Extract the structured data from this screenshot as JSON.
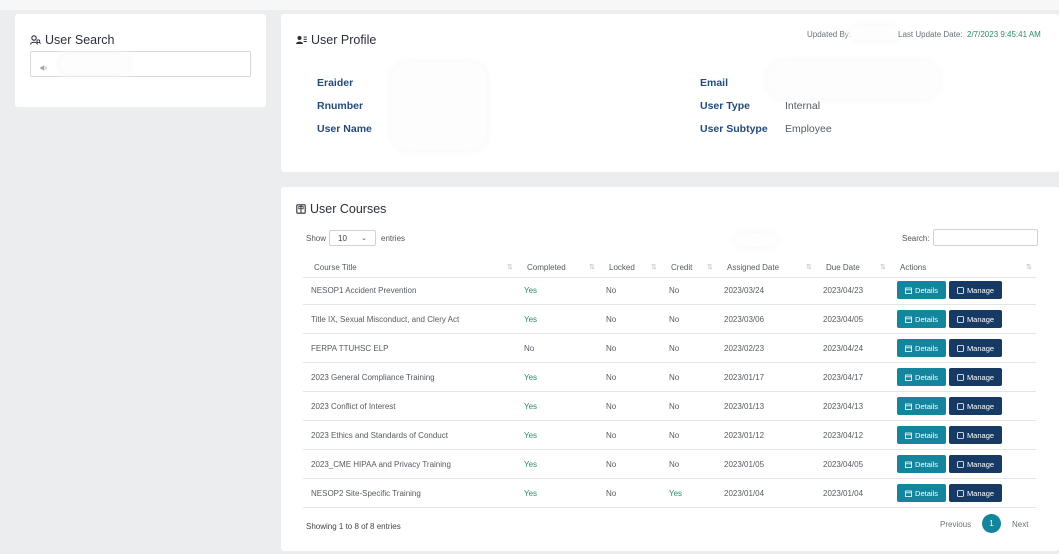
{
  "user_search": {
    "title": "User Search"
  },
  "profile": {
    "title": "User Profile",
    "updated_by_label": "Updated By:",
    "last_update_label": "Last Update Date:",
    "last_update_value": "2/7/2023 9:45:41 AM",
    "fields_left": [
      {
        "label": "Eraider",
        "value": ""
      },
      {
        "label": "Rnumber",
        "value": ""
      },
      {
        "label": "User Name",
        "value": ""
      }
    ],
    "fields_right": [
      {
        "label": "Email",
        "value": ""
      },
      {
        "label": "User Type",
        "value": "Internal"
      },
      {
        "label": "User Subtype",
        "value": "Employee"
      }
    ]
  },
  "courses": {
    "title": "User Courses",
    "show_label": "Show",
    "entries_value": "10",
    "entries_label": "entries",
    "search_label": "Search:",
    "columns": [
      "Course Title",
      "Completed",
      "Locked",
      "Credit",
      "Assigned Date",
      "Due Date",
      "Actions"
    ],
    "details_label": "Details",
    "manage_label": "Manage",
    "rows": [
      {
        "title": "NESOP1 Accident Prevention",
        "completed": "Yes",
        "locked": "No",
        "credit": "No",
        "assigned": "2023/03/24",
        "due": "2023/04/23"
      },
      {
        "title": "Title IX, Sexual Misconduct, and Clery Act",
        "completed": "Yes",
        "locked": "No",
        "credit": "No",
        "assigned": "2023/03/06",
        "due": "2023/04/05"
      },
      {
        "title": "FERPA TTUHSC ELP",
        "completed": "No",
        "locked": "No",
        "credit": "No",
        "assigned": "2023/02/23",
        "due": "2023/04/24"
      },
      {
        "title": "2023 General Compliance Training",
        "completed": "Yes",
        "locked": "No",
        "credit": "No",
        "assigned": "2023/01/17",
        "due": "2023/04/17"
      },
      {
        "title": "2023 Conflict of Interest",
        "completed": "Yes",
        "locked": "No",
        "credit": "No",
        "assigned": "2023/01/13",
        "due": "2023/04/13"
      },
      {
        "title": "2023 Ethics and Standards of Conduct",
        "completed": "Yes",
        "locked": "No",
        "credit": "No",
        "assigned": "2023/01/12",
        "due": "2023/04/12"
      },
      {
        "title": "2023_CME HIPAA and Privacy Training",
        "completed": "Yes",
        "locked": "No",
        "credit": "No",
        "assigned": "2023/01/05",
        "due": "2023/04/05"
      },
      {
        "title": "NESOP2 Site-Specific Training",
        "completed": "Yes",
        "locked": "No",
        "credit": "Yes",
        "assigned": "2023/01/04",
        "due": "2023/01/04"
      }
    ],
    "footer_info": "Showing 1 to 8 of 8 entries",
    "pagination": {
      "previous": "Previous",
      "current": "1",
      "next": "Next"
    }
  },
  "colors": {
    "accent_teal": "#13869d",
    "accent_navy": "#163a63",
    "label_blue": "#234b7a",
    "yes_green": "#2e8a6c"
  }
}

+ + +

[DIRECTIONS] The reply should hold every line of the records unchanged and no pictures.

[WRITTEN SOLUTION]
Extract the structured data from this screenshot as JSON.
{
  "user_search": {
    "title": "User Search"
  },
  "profile": {
    "title": "User Profile",
    "updated_by_label": "Updated By:",
    "last_update_label": "Last Update Date:",
    "last_update_value": "2/7/2023 9:45:41 AM",
    "fields_left": [
      {
        "label": "Eraider",
        "value": ""
      },
      {
        "label": "Rnumber",
        "value": ""
      },
      {
        "label": "User Name",
        "value": ""
      }
    ],
    "fields_right": [
      {
        "label": "Email",
        "value": ""
      },
      {
        "label": "User Type",
        "value": "Internal"
      },
      {
        "label": "User Subtype",
        "value": "Employee"
      }
    ]
  },
  "courses": {
    "title": "User Courses",
    "show_label": "Show",
    "entries_value": "10",
    "entries_label": "entries",
    "search_label": "Search:",
    "columns": [
      "Course Title",
      "Completed",
      "Locked",
      "Credit",
      "Assigned Date",
      "Due Date",
      "Actions"
    ],
    "details_label": "Details",
    "manage_label": "Manage",
    "rows": [
      {
        "title": "NESOP1 Accident Prevention",
        "completed": "Yes",
        "locked": "No",
        "credit": "No",
        "assigned": "2023/03/24",
        "due": "2023/04/23"
      },
      {
        "title": "Title IX, Sexual Misconduct, and Clery Act",
        "completed": "Yes",
        "locked": "No",
        "credit": "No",
        "assigned": "2023/03/06",
        "due": "2023/04/05"
      },
      {
        "title": "FERPA TTUHSC ELP",
        "completed": "No",
        "locked": "No",
        "credit": "No",
        "assigned": "2023/02/23",
        "due": "2023/04/24"
      },
      {
        "title": "2023 General Compliance Training",
        "completed": "Yes",
        "locked": "No",
        "credit": "No",
        "assigned": "2023/01/17",
        "due": "2023/04/17"
      },
      {
        "title": "2023 Conflict of Interest",
        "completed": "Yes",
        "locked": "No",
        "credit": "No",
        "assigned": "2023/01/13",
        "due": "2023/04/13"
      },
      {
        "title": "2023 Ethics and Standards of Conduct",
        "completed": "Yes",
        "locked": "No",
        "credit": "No",
        "assigned": "2023/01/12",
        "due": "2023/04/12"
      },
      {
        "title": "2023_CME HIPAA and Privacy Training",
        "completed": "Yes",
        "locked": "No",
        "credit": "No",
        "assigned": "2023/01/05",
        "due": "2023/04/05"
      },
      {
        "title": "NESOP2 Site-Specific Training",
        "completed": "Yes",
        "locked": "No",
        "credit": "Yes",
        "assigned": "2023/01/04",
        "due": "2023/01/04"
      }
    ],
    "footer_info": "Showing 1 to 8 of 8 entries",
    "pagination": {
      "previous": "Previous",
      "current": "1",
      "next": "Next"
    }
  },
  "colors": {
    "accent_teal": "#13869d",
    "accent_navy": "#163a63",
    "label_blue": "#234b7a",
    "yes_green": "#2e8a6c"
  }
}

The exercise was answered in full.